    No really, it’s a decent neighborhood spot out there. It’s not fancy, flashy, or nice, but the food is solid and it smells so good in there.

    • Especially now that the food doesn’t compete with the smell of cigarettes. But the wood-grained paper plates seem to be gone. Does anyone still serve on them? Casey’s perhaps?

  • Joe

    You want pork in the burbs, Sessanos in Norristown rivals the best of south philly!

  • Denise Rambo

    When I got married back in 1985, the Laspas family (who owned The Ale House) provided their beef (with rolls, au jus & horseradish) for my wedding. Two of their carvers happened to be family members of mine and they carved the beef at the reception. I don’t think to go there often but the food is excellent. We used to run into Jim O’Brien there fairly frequently back in the old days.

  • Denise Rambo

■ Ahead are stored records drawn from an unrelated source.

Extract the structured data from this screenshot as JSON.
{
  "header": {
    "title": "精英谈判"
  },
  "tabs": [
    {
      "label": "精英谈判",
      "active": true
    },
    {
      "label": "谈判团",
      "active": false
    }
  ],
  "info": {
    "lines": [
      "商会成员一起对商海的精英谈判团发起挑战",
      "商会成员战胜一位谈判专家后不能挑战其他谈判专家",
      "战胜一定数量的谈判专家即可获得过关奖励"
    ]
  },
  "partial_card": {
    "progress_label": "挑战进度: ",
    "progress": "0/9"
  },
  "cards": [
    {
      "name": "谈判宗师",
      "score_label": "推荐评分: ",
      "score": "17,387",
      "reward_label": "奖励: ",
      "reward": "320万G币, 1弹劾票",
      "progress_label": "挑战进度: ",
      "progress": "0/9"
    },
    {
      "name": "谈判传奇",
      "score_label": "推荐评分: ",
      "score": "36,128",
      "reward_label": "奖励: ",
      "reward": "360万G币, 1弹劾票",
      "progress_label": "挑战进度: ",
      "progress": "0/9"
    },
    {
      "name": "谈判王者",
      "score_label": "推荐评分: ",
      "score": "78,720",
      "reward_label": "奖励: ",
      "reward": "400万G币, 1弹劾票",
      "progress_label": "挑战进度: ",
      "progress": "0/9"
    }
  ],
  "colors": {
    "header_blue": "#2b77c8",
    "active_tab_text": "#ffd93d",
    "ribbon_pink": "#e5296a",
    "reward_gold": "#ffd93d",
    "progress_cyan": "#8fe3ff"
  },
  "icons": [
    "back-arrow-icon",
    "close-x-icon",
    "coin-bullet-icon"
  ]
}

    I second Sessano’s for Roast Pork in the suburbs. Even BETTER than Tony Luke’s – which I think has gotten REALLY spicy in the last several months.